  • Australian Institute of Health and Welfare. (2020). Osteoarthritis. Retrieved from https://www.aihw.gov.au/reports/chronic-musculoskeletal-conditions/osteoarthritis/contents/what-is-osteoarthritis
  • Healthy Bones Australia. (2021). About Bones. https://healthybonesaustralia.org.au/your-bone-health/about-bones/#:~:text=Over%201%20million%20Australians%20have,due%20to%20poor%20bone%20health.
  • Healthy Bones AUstralia. (2022). Burden of Disease Analysis 2012-2022. Retrieved from https://healthybonesaustralia.org.au/wp-content/uploads/2020/11/Burden-of-Disease-Analysis-2012-2022.pdf

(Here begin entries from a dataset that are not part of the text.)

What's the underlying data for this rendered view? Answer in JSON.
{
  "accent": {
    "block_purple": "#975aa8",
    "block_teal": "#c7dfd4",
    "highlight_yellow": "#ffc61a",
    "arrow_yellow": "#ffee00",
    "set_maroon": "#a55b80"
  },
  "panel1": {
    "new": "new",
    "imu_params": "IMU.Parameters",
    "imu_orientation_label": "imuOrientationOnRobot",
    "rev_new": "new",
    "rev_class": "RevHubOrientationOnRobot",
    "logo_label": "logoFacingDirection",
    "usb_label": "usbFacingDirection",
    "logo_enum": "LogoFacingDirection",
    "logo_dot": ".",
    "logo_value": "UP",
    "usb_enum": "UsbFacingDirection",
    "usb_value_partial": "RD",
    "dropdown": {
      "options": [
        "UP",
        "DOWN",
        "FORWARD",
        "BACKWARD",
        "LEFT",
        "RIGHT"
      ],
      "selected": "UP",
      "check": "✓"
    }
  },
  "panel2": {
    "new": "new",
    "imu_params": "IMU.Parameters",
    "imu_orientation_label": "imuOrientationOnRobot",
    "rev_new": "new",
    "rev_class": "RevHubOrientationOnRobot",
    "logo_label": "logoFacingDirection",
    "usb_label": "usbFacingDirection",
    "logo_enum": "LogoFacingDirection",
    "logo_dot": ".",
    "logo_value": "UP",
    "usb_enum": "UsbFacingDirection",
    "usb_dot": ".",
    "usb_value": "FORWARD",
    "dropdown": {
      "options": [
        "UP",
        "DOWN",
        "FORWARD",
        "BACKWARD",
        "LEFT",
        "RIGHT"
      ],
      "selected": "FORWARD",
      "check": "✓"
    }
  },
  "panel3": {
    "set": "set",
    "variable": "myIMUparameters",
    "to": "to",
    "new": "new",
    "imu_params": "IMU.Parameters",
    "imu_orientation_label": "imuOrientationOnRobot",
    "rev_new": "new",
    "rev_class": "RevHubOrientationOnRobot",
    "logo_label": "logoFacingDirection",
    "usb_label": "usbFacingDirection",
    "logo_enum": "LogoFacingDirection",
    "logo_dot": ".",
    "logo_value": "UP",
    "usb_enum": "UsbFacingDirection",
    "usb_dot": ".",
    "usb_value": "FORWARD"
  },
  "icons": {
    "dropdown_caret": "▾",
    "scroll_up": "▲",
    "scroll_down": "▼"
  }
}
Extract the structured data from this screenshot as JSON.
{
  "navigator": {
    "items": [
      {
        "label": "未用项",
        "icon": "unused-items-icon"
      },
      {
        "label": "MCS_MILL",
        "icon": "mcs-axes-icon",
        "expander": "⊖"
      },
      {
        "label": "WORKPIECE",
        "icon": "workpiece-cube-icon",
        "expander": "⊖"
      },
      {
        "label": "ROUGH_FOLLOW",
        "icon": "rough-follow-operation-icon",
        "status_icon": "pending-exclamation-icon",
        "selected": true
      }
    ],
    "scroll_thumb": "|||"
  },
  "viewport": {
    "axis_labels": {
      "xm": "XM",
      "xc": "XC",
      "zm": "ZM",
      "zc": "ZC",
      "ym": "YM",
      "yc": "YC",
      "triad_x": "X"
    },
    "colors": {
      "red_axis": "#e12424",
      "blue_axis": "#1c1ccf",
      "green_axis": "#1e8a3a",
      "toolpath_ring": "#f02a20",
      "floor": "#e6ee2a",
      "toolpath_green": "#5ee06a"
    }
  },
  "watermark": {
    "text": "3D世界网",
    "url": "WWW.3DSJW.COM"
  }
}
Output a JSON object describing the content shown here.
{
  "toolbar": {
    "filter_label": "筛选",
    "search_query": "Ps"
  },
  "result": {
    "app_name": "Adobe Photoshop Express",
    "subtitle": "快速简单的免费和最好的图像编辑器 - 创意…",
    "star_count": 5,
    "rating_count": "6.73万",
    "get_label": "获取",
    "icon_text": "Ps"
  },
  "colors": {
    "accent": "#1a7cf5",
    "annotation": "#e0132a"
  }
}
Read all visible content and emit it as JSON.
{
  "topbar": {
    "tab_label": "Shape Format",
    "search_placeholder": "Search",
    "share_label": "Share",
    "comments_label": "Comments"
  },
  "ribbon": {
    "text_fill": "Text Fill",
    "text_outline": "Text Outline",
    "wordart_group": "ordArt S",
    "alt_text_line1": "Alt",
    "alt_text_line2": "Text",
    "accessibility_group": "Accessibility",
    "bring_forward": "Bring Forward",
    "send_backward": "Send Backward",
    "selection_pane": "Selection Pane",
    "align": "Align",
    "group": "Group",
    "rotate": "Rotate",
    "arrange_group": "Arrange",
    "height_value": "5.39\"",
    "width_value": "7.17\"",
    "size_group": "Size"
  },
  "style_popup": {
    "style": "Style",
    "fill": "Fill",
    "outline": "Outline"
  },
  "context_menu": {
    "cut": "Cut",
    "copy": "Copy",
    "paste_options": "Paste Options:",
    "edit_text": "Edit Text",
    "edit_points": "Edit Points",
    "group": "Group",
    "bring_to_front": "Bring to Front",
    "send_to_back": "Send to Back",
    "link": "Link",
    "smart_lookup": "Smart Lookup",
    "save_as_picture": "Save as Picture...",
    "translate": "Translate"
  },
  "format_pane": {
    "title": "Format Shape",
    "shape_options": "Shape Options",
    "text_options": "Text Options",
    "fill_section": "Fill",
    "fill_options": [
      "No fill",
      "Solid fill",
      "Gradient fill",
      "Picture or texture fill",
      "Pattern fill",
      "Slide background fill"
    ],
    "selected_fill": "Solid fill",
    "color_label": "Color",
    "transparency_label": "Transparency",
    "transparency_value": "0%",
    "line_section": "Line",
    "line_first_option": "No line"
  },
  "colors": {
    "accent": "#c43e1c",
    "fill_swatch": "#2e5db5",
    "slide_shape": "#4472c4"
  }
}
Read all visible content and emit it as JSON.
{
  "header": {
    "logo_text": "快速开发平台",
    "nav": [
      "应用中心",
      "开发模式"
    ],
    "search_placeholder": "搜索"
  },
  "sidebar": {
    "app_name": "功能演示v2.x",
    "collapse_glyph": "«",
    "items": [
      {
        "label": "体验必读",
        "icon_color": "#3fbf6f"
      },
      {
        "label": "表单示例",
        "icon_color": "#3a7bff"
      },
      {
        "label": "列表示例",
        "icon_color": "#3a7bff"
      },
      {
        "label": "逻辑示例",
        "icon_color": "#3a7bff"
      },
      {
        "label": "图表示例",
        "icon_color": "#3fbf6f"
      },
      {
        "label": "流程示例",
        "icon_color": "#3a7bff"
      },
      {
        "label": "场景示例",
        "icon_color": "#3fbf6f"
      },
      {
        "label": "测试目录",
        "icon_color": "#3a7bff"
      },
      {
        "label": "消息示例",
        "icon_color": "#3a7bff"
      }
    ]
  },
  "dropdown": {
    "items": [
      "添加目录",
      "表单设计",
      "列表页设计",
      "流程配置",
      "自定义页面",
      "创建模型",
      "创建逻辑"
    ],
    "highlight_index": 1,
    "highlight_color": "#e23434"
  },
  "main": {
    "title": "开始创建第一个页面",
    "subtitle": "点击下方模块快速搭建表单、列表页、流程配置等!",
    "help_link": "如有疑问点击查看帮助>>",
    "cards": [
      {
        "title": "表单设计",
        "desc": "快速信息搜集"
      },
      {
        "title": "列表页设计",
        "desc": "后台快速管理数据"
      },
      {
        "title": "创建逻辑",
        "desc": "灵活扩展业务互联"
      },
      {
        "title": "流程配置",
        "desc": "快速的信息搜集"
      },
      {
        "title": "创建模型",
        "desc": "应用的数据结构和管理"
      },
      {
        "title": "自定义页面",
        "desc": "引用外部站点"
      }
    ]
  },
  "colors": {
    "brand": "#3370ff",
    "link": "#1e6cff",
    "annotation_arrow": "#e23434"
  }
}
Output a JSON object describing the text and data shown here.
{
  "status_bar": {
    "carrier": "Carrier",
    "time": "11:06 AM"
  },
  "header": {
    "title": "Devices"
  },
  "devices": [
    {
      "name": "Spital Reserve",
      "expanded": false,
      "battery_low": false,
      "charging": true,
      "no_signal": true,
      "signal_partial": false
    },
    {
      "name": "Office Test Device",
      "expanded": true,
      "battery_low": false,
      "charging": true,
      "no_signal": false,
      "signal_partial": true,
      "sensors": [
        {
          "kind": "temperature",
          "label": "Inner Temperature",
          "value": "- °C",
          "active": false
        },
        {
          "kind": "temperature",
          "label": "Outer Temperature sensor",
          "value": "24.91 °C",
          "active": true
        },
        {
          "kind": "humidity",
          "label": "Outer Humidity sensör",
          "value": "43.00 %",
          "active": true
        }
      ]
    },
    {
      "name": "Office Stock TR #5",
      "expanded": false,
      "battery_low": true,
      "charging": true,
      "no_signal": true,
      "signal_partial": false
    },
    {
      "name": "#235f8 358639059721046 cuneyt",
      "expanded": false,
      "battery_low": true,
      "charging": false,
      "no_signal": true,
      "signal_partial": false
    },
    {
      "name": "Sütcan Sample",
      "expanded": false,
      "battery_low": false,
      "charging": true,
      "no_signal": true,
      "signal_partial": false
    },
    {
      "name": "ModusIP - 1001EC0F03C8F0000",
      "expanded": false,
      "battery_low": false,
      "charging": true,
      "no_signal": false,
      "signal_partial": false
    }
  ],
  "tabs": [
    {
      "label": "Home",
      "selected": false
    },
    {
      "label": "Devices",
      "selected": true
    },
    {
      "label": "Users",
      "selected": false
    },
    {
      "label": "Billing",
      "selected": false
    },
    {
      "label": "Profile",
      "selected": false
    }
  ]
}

  • Osteoporosis Australia. (2022). Osteoporosis statistics. Retrieved from https://www.osteoporosis.org.au/statistics
  • Better Health Channel. (2021). Osteoporosis – prevention. Retrieved from https://www.betterhealth.vic.gov.au/health/conditionsandtreatments/osteoporosis-prevention